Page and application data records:
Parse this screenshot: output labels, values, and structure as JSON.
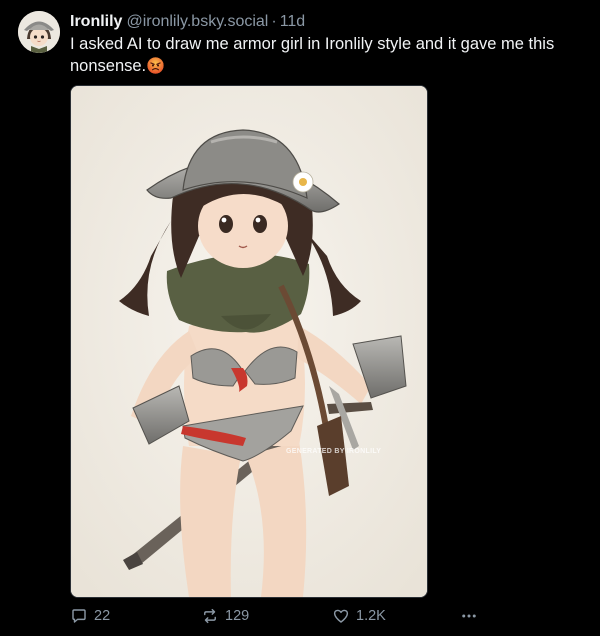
{
  "author": {
    "display_name": "Ironlily",
    "handle": "@ironlily.bsky.social",
    "separator": "·",
    "timestamp": "11d",
    "avatar_icon": "avatar-girl-helmet-icon"
  },
  "post": {
    "text": "I asked AI to draw me armor girl in Ironlily style and it gave me this nonsense.",
    "emoji_icon": "angry-face-icon"
  },
  "media": {
    "description_icon": "armored-girl-illustration",
    "watermark": "GENERATED BY IRONLILY"
  },
  "actions": {
    "replies": "22",
    "reposts": "129",
    "likes": "1.2K",
    "more_icon": "ellipsis-icon"
  },
  "colors": {
    "background": "#000000",
    "text": "#f1f3f5",
    "muted": "#8b98a5",
    "image_bg": "#f2eee6"
  }
}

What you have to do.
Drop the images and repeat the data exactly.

Answer section.
Parse this screenshot: output labels, values, and structure as JSON.
{
  "author": {
    "display_name": "Ironlily",
    "handle": "@ironlily.bsky.social",
    "separator": "·",
    "timestamp": "11d",
    "avatar_icon": "avatar-girl-helmet-icon"
  },
  "post": {
    "text": "I asked AI to draw me armor girl in Ironlily style and it gave me this nonsense.",
    "emoji_icon": "angry-face-icon"
  },
  "media": {
    "description_icon": "armored-girl-illustration",
    "watermark": "GENERATED BY IRONLILY"
  },
  "actions": {
    "replies": "22",
    "reposts": "129",
    "likes": "1.2K",
    "more_icon": "ellipsis-icon"
  },
  "colors": {
    "background": "#000000",
    "text": "#f1f3f5",
    "muted": "#8b98a5",
    "image_bg": "#f2eee6"
  }
}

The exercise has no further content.